“Wrong answer,” Daniil says, but lets his eyes fall shut with a sigh. “The question is: who’s dreaming?”

There’s a beat.

“Damn,” Artemy mutters. Dankovsky almost smiles.

“If it’s one of us,” he goes on, his hand resuming its rhythmical movement. Tracing lines of his own, along the planes of Artemy’s skin, his ribs, forearms and shoulder blades, “that one has to remember. But if we take turns—if we share it, somehow, and we must—then it has to be all of us.”

Artemy is quiet.

Then,

“Are we real?” he whispers, uncharacteristically meek. “Are we the real—you know.

Abashed.

“I know,” Daniil says, choked. At length, he goes on, with a small laugh, “What is real? That which cannot be replaced.

I will vanish; others will come here, what is that? An old question.

Turning, committing to touch, he breathes out, “Feels real enough to me.”

 


 

They walk in silence, arm in arm.

“Take my hand,” he says.

 


 

Clara waits at the top.

They stand next to each other, arm in arm.

 


 

His eyes open first.

He’s standing on the catwalk. A trail of stage lights, dispersing the dark below. 

He looks down onto the page. Ave atque vale, the scrawl says, running across the overriding trains of thought and dialogue, kheerken.

With two trembling hands, he tears the script in two.

Then steps forward and down, against direction.

The lines strain and break.

He falls to his knees, strings cut.

 


 

It’s dark. Perhaps it’s the eerie dusk of the Kin magic swallowing the steppe.

Perhaps simply night.
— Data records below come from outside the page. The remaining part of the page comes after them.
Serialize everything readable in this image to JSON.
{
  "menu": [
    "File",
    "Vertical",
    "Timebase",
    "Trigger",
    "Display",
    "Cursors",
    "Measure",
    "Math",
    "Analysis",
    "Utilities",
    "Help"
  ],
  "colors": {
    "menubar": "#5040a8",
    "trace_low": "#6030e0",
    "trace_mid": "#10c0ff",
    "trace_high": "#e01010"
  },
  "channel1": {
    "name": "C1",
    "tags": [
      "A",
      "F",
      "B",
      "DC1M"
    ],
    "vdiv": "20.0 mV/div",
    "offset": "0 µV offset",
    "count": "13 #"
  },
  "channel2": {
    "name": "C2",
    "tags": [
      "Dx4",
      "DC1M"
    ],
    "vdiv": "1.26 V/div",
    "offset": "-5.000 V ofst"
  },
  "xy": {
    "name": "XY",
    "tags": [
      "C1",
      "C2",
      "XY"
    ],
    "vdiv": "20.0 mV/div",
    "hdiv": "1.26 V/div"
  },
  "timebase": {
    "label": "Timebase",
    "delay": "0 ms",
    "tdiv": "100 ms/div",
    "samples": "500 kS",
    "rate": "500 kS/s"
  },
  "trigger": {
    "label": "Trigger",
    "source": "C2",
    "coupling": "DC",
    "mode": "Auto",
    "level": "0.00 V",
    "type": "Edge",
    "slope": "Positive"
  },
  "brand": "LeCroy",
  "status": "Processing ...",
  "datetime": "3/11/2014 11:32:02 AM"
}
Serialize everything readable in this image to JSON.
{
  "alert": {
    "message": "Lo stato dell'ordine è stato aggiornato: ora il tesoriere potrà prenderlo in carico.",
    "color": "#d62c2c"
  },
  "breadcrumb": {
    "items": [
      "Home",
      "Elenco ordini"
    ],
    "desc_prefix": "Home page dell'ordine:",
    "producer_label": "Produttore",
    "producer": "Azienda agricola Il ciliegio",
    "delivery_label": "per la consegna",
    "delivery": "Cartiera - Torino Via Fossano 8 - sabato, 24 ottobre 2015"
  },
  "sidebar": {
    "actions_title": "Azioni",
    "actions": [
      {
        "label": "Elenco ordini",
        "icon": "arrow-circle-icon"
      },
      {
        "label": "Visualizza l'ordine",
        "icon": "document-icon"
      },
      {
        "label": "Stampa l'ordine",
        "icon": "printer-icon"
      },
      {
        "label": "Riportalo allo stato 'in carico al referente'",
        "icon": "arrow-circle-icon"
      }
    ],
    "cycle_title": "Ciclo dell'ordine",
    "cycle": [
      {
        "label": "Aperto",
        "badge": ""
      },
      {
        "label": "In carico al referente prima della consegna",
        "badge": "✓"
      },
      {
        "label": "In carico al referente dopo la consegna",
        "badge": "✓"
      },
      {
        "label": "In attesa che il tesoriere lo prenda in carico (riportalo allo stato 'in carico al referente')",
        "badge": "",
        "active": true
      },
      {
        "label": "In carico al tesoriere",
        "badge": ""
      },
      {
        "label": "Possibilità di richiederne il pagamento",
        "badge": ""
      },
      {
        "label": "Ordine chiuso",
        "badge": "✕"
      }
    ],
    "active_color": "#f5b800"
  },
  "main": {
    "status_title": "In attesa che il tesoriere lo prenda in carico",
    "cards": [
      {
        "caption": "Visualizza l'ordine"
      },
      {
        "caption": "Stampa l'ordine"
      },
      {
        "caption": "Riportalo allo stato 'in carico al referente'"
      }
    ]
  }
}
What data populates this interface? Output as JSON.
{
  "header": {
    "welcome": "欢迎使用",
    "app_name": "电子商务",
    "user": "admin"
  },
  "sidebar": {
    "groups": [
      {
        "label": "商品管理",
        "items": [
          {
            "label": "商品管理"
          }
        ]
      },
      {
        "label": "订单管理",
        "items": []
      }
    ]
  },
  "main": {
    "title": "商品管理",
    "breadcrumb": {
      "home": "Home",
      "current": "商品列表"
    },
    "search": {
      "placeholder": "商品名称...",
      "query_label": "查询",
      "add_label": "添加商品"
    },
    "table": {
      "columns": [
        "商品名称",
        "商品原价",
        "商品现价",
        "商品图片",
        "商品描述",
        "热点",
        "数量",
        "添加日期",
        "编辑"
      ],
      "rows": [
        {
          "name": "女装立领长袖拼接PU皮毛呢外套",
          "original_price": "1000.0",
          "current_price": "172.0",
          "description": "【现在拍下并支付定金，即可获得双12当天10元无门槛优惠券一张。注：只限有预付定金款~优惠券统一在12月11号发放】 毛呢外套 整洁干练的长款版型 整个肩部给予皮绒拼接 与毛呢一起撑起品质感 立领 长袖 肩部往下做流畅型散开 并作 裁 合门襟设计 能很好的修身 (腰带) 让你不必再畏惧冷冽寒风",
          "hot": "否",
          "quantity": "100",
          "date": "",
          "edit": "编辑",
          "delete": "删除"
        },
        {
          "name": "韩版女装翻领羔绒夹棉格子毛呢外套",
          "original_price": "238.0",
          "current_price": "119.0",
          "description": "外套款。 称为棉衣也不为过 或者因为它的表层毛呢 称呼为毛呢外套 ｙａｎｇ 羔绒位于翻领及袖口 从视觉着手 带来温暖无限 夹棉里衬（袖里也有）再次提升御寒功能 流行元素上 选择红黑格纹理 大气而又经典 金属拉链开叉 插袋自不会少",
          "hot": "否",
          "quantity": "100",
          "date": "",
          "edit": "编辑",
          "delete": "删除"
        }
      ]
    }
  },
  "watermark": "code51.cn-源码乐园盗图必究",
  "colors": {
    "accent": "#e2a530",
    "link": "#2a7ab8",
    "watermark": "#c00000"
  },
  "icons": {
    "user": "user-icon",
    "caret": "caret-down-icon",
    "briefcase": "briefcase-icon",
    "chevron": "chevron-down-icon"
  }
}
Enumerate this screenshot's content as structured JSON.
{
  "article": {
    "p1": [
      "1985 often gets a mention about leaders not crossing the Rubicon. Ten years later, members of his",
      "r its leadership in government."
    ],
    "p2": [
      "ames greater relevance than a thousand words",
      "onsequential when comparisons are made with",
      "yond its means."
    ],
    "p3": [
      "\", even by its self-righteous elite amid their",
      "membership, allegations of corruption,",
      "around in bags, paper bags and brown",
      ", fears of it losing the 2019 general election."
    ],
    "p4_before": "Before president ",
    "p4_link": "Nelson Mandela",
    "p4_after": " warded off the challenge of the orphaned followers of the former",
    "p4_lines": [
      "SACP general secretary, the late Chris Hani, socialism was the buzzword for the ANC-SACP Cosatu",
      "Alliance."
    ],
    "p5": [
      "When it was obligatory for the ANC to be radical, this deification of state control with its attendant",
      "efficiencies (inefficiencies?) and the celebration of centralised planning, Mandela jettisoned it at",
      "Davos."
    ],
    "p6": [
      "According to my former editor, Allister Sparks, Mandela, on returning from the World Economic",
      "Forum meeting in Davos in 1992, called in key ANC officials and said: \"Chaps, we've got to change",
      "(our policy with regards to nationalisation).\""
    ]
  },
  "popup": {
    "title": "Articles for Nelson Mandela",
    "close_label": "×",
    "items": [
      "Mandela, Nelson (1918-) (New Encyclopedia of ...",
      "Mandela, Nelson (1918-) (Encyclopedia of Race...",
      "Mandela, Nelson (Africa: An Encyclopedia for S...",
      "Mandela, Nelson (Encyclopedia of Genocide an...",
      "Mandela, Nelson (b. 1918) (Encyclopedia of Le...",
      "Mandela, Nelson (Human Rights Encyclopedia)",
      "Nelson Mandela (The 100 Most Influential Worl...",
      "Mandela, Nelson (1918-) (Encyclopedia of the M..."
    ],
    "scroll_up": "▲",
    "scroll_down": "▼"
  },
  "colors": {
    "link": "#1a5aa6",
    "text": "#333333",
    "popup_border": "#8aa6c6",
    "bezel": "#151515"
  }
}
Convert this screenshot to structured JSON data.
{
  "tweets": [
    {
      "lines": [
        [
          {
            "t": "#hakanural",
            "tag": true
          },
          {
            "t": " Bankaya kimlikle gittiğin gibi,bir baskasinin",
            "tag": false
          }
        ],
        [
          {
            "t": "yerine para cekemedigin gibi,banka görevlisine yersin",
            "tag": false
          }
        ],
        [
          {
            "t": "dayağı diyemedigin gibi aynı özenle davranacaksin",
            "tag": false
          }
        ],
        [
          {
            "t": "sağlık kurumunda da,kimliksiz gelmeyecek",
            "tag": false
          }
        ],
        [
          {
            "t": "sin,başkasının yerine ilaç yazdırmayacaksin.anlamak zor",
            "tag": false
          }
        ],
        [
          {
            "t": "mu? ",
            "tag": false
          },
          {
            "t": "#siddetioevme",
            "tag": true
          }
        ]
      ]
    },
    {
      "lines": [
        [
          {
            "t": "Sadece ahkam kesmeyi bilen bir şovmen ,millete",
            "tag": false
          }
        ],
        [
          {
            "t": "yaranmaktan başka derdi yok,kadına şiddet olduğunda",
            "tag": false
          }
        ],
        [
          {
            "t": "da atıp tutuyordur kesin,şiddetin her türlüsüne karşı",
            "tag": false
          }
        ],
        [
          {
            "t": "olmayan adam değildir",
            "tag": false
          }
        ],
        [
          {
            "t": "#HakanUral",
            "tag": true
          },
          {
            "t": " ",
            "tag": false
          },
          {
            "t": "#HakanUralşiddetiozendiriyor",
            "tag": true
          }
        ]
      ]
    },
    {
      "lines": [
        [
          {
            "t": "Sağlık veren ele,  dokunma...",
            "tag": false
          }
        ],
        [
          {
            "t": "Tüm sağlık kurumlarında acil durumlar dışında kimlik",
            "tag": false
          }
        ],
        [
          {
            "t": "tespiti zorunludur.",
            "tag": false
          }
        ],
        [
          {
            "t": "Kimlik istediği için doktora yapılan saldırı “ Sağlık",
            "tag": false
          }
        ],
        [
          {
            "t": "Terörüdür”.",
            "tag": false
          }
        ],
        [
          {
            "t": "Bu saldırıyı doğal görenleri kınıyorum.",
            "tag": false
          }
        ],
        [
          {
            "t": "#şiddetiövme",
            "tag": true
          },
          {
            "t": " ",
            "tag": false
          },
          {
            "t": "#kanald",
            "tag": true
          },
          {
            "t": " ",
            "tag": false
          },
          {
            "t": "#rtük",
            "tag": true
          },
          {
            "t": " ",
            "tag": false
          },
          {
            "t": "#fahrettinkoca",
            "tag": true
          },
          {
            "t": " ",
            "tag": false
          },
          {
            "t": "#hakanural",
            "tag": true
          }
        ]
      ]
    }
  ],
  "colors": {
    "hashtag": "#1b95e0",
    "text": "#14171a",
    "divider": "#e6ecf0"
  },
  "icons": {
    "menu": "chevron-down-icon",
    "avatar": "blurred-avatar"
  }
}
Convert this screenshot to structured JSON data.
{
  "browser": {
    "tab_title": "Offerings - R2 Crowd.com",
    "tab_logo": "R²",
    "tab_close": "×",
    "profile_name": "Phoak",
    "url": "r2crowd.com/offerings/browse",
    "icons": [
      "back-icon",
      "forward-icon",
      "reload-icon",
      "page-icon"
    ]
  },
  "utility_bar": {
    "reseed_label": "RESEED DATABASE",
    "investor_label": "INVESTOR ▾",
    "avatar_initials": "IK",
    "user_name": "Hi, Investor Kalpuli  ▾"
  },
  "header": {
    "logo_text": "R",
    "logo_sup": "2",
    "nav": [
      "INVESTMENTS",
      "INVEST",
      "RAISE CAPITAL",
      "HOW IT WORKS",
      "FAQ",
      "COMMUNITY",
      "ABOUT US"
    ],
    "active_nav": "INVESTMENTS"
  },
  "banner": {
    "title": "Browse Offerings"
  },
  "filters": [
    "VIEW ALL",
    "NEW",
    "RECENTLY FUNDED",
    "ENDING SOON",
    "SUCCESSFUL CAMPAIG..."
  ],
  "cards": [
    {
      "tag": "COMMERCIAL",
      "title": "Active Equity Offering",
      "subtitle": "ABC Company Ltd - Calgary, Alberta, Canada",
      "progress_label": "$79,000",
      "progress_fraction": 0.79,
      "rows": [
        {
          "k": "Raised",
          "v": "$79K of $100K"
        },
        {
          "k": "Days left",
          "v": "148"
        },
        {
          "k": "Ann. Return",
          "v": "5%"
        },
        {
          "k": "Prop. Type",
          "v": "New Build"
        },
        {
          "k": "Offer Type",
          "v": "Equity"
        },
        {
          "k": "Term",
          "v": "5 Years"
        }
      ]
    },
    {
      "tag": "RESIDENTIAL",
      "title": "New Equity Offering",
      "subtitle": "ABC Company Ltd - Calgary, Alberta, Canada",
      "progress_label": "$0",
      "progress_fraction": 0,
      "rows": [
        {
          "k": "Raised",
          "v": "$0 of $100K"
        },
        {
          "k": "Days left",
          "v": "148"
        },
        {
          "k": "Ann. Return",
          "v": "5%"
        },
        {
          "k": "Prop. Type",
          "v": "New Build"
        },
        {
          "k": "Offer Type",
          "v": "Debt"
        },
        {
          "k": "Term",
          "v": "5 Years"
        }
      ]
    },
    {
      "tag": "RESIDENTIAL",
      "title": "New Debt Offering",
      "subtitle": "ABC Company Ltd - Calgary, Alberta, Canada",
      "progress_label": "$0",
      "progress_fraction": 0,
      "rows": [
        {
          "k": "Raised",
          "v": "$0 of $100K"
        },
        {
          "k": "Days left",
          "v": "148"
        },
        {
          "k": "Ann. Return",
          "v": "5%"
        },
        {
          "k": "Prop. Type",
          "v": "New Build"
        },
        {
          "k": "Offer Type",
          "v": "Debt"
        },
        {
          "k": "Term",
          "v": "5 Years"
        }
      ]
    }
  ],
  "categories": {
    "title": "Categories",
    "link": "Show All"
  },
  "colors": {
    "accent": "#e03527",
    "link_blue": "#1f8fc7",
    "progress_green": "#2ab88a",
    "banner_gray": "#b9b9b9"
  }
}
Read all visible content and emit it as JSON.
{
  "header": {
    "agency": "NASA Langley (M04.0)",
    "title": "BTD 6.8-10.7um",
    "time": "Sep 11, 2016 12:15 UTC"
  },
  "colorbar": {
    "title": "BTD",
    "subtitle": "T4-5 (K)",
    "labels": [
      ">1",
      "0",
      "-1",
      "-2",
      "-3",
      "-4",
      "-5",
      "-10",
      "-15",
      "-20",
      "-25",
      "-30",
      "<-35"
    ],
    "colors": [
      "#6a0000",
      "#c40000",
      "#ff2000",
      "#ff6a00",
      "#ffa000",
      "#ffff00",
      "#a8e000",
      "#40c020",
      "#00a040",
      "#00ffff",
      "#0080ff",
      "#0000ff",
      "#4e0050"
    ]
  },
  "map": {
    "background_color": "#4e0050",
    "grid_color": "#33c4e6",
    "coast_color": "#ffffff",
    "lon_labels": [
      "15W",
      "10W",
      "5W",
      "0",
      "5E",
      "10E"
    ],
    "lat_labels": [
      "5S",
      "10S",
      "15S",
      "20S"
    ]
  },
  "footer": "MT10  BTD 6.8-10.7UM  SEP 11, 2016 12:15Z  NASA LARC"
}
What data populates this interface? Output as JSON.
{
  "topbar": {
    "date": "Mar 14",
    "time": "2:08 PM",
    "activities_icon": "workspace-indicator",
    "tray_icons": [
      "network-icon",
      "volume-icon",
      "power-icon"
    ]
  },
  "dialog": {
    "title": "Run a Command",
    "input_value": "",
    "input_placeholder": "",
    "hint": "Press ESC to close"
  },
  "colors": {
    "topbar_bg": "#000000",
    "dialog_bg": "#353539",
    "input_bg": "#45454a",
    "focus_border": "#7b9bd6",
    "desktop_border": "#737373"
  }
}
The scent of blooming twyre fills his lungs, dizzying. Wind pushes the thin long stalks into slow movement. It pulls at his dirty clothes and unruly hair, warm and insistent. Curious, inspecting, licking at the new idea in it. A life. Around him, the twyre sings, dimly, though it ought to have died and quieted.

But so had he.

Instead he’s kneeling on the ground. Body so arrestingly physical: the cut of the grass on his skin, the hammering of his heart. In the distance behind him, there’s a dim warm light, spilling into the open like a cut.

But he’s afraid to turn and face it.

Instead he shuts his eyes. Bows his head, as in surrender. The wind no longer pushes at him; and nothing pulls. A quiet has settled over his head. What now?

Life.

He shudders, thinking in circles. A word.

Again.

Again.

Again, and real, this time. If fate allows.

Someone, suddenly close. Pulls him up form his knees.

Says, voice well known by now, “Come home.”

 


 

 

“Well, we are objects in a wind that stopped, is my view. There are regular towns and irregular towns, there are wounded towns and sober towns and fiercely remembered towns, there are useless but passionate towns that battle on, there are towns where the snow slides from the roofs of the houses with such force that victims are killed, but there are no empty towns (just empty scholars) and there is no regret. Now move along.”

— Anne Carson

 


I.

 

The bullet gets him in the left arm.